** Opening Excerpted data block **

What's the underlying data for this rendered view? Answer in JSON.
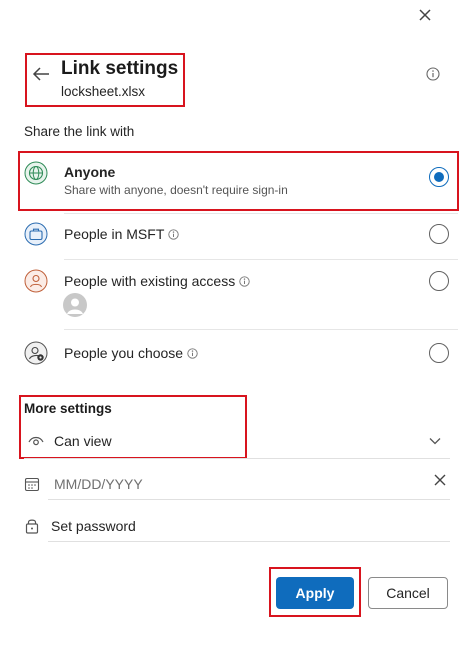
{
  "header": {
    "title": "Link settings",
    "filename": "locksheet.xlsx"
  },
  "share_section": {
    "label": "Share the link with",
    "options": [
      {
        "title": "Anyone",
        "subtitle": "Share with anyone, doesn't require sign-in",
        "icon": "globe-icon",
        "selected": true
      },
      {
        "title": "People in MSFT",
        "icon": "briefcase-icon",
        "selected": false
      },
      {
        "title": "People with existing access",
        "icon": "person-icon",
        "selected": false
      },
      {
        "title": "People you choose",
        "icon": "person-settings-icon",
        "selected": false
      }
    ]
  },
  "more_settings": {
    "label": "More settings",
    "permission": "Can view",
    "date_placeholder": "MM/DD/YYYY",
    "password_label": "Set password"
  },
  "buttons": {
    "apply": "Apply",
    "cancel": "Cancel"
  },
  "colors": {
    "accent": "#0f6cbd",
    "highlight_box": "#d8141e",
    "globe": "#2e8b57",
    "briefcase": "#2b6cb0",
    "person": "#c0603a"
  }
}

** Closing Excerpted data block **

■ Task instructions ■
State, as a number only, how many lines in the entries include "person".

■ Task response ■
3